**YOUR OBJECTIVE:** Provide only the number of lines in the records below that include "date".

**EXERCISE MATERIALS:**
################
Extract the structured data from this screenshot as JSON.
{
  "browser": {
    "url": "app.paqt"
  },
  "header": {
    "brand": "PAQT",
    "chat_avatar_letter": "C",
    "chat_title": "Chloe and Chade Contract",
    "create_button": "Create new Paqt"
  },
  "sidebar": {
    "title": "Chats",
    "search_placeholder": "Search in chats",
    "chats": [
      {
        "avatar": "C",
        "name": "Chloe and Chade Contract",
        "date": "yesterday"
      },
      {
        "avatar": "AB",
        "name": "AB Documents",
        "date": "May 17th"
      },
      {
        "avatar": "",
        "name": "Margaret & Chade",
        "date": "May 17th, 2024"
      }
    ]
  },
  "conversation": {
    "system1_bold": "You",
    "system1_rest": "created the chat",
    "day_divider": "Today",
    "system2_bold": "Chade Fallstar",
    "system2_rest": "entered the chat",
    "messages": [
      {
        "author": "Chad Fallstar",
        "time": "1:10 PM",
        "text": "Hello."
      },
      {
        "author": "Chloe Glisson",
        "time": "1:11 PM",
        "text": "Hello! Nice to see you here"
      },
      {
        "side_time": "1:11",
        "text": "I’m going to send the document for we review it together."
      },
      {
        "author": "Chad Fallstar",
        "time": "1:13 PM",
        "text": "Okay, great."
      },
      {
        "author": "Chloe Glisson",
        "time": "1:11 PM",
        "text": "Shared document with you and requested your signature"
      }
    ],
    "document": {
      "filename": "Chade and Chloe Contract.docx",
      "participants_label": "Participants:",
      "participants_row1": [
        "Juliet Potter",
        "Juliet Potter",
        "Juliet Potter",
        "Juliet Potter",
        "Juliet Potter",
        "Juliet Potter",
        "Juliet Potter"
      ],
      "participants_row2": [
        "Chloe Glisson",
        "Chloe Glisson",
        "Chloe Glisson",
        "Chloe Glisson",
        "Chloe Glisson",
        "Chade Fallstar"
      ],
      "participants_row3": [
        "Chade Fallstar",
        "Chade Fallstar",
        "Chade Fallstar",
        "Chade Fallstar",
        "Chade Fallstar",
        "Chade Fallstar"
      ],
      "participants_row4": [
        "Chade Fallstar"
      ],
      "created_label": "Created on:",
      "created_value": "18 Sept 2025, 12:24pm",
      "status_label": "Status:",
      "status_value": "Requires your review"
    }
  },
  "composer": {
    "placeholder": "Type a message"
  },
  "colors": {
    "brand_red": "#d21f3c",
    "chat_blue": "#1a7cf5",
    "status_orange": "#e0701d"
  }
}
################
**ANSWER:** 3